■ Data supplied
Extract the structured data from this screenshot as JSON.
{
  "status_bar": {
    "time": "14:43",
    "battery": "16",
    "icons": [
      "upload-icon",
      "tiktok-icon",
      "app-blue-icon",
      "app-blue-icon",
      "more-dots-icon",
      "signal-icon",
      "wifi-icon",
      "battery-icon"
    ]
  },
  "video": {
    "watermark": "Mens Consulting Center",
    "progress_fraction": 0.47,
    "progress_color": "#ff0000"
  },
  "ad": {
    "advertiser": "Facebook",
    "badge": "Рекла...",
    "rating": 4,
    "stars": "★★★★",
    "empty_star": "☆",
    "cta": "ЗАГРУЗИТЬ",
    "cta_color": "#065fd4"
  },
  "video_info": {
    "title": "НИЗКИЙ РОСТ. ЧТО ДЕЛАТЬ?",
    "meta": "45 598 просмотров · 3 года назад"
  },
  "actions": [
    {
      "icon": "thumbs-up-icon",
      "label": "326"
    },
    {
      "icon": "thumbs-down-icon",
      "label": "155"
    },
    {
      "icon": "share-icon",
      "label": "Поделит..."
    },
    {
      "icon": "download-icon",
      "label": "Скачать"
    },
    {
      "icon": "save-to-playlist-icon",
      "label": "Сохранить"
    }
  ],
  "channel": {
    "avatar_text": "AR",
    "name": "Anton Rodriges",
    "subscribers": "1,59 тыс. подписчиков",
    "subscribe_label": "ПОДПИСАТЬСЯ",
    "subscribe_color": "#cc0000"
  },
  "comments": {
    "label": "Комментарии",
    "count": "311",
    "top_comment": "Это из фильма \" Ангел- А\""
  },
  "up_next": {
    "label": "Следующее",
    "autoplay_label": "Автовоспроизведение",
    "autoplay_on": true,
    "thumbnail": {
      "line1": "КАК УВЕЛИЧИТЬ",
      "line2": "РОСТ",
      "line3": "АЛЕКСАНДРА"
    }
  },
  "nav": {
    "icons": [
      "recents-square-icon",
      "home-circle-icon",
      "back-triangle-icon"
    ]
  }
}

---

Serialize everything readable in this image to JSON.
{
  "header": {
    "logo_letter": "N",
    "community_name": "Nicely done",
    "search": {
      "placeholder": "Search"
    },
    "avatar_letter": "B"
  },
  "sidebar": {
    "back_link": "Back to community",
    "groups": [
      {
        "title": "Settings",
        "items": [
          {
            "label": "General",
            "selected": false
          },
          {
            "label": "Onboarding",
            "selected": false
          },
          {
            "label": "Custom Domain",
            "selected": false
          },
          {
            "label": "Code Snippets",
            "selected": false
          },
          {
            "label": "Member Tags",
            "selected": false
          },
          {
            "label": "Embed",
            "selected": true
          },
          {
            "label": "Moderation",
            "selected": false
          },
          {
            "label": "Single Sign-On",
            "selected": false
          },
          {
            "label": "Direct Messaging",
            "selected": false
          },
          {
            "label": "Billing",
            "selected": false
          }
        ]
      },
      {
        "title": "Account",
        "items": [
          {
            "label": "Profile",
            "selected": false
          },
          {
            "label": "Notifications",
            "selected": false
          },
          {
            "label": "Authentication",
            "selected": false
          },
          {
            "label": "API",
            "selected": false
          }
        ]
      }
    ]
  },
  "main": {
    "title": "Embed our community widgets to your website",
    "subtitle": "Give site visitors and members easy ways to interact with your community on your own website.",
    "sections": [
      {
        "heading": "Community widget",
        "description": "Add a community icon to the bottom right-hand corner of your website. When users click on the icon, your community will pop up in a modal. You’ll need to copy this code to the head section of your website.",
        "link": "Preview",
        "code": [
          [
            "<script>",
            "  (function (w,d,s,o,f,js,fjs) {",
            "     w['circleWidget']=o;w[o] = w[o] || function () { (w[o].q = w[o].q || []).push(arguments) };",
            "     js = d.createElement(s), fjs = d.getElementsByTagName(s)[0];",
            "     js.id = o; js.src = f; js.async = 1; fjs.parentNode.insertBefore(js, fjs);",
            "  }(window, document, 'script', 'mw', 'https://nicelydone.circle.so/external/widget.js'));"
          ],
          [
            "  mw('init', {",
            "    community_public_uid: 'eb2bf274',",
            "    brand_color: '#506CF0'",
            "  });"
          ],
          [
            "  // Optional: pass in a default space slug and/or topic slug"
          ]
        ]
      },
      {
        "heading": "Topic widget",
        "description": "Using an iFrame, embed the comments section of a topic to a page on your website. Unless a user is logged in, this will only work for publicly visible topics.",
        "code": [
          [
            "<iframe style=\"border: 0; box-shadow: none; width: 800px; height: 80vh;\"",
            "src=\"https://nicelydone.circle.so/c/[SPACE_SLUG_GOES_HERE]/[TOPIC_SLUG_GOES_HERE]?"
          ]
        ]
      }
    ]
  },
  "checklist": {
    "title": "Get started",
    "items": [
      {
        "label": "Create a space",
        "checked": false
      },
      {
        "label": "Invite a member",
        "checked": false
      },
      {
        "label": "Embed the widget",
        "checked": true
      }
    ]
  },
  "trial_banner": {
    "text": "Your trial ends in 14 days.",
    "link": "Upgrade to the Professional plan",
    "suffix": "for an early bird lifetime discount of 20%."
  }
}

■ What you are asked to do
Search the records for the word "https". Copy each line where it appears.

■ Solution to this exercise
            "  }(window, document, 'script', 'mw', 'https://nicelydone.circle.so/external/widget.js'));"
            "src=\"https://nicelydone.circle.so/c/[SPACE_SLUG_GOES_HERE]/[TOPIC_SLUG_GOES_HERE]?"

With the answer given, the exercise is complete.